Section 001: Monday, Wednesday, Friday 9am - 9:50am, Drexel Plaza GL15

Section 004: Monday, Wednesday, Friday 1pm - 1:50pm, Peck Prblm Solving & Rsrch Cnt (PSRC) 214

Discrete Mathematics: Elementary and Beyond, by L. Lovász, J. Pelikán, and K. Vesztergombi (Drexel Library online copy)

Pirate This Discrete Math Book, by R. Andrew Hicks (Andrew Hicks is a professor at Drexel who wrote this book specifically for this class.)

A: 30%

B: 40%

C: 20%

D-F: 10%

This is not an absolute rule. If I think everyone is doing well, then higher grades than above will be given.

Students with special exam-taking requirements or time conflicts should contact me by January 20.

Week 1: Jan 04, Jan 06, Jan 08

Set Theory and Functions: read the handout Joy of Sets, Section 1.2 and Theorem 1.3.1 of LPV (the textbook Discrete Mathematics: Elementary and Beyond), and Chapter 4 of Hicks.

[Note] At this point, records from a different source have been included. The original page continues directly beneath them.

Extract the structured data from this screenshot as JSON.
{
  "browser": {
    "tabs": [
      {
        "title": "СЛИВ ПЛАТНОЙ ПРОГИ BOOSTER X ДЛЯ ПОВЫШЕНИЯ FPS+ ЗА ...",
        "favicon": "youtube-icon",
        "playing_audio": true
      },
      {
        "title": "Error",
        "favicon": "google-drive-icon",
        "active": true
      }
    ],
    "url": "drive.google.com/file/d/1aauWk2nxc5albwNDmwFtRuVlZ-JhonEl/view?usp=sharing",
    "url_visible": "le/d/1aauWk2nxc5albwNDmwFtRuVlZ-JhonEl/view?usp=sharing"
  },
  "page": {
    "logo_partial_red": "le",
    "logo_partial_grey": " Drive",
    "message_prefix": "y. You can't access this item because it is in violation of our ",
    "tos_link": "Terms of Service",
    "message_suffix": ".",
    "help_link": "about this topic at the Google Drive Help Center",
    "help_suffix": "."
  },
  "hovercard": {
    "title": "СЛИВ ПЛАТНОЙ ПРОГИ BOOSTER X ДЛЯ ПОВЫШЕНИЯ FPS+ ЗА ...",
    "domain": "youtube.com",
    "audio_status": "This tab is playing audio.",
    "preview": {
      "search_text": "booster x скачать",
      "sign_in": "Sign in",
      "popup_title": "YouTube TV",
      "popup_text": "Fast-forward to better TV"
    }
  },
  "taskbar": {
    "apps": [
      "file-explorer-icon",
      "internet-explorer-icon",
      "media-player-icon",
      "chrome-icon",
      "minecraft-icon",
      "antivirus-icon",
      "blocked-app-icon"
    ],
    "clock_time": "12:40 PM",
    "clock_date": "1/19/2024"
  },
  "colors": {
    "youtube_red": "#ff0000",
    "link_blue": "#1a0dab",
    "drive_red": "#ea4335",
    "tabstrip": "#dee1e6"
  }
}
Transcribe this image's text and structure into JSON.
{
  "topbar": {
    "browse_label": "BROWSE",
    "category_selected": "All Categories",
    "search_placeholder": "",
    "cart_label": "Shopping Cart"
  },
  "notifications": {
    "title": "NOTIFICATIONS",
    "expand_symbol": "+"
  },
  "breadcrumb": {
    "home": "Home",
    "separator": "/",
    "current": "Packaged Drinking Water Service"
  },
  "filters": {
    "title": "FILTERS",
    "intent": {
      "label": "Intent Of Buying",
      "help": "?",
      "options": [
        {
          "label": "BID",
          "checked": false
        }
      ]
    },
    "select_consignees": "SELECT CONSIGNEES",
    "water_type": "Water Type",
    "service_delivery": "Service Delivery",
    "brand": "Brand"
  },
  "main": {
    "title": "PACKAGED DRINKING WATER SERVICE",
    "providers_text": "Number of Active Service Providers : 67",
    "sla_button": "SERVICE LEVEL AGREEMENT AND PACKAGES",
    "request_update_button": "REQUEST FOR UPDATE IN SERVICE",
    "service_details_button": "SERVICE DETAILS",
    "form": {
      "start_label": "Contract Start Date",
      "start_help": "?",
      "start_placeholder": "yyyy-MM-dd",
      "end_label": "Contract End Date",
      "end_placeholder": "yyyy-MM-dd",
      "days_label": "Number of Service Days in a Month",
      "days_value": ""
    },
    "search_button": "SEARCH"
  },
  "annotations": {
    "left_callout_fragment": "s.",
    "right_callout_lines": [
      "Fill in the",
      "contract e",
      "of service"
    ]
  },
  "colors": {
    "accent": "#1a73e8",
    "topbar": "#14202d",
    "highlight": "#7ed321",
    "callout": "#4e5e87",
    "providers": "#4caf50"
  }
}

Read the handout Mathematical Hygiene. We will discuss some of these concepts throughout the course as needed.

Homework 1 due Jan 13

Week 2: Jan 11, Jan 13, Jan 15

Induction: Section 2.1 of LPV, Chapter 7 of Hicks

Homework 2 due Jan 20

Week 3: Jan 20, Jan 22

Pascal's triangle, counting, bijective proofs: Sections 1.7-1.8, 3.5-3.6 of LPV, Chapters 9, 10, 11 of Hicks

Note that we have been using ${{n}\choose{k}}$ for the binomial coefficient n choose k, whereas Hicks uses $C_{n,k}$.

Homework 3 due Jan 27. It is acceptable to leave binomial coefficients unsimplified.

The quiz Jan 27 will not be based on problems 4,5,9,
and will be similar to the other problems but not exactly the same as in previous weeks.

Week 4: Jan 25, Jan 27, Jan 29

More on binomial coefficients, binomial theorem, Fibonacci numbers: Sections 3.1, 4.1-4.3 of LPV

The Bean Machine

Homework 4 do not turn in. (This material will be covered on the midterm, so completing it may be a good way to study for the midterm.)

Week 5: Feb 01, Feb 03, Feb 05

Probability, poker, dice: Chapter 12 of Hicks.

Midterm: February 03. It will be in-class and 50 minutes long.

Try to arrive a few minutes early to class if possible so we can start exactly on the hour.

The midterm will cover all the material from class and on the homeworks up through February 1. The format will be similar to the last quiz, and about three times as long. I will not ask you to write proofs by induction, however I may test this material in other ways: for example, I will expect you to know what a statement is and what the statement (P(k) => P(k+1)) means. I may also ask a question similar to one of the statements from Homework 2 as a True/False question.

Extra Office Hours: Tuesday Feb 02, 12:30-2pm.

Week 6: Feb 08, Feb 10, Feb 12

Probability continued: poker, dice, birthday paradox: Chapters 12, 15, 16 of Hicks, Section 2.5 of LPV.

Homework 5 due Feb 17.

Week 7: Feb 15, Feb 17, Feb 19

Introduction to graph theory: vertex degrees, trees, paths, cycles: Sections 7.1-7.2, 8.1-8.2, 13.2 of LPV.

We will not follow LPV very closely for this topic.
Supplementary Wikipedia articles: Vertex degrees, Bipartite graphs, Kruskal's algorithm.

Homework 6 due Feb 24.

Week 8: Feb 22, Feb 24, Feb 26

Kruskal's algorithm for minimum-cost spanning tree, Euler's formula, platonic solids: Sections 9.1, 12.1-12.3 of LPV

Homework 7 due Mar 02.

The quiz Feb 24 will have a similar format to the midterm, with 3 true/false and 3 short answer that ask you to construct graphs with certain properties.

Week 9: Feb 29, Mar 02, Mar 04

Number theory: Primes, Euclidean algorithm, modular arithmetic: Chapters 17-18, 22-23 of Hicks, Sections 6.1-6.3 of LPV

Homework 8 due Mar 09.

Week 10: Mar 07, Mar 09, Mar 11

Euler's phi function, Fermat's little theorem, Public key cryptography: Chapters 24-25 of Hicks, Wikipedia article on Diffie-Hellman key exchange

Homework 9 do not turn in. Solutions to Homework 9

Week 11: Mar 14

Final review

Office Hours this week: Monday 10-11:30am, Wednesday 1-2:30pm.

The Final Exam is on Thursday, March 17, in RANDEL 121, from 3:30pm to 5:30pm. It will cover all the material from class and on the homeworks, with more emphasis on the material from weeks 5-10. The format of the final will be similar to the midterm and about 2-3 times as long.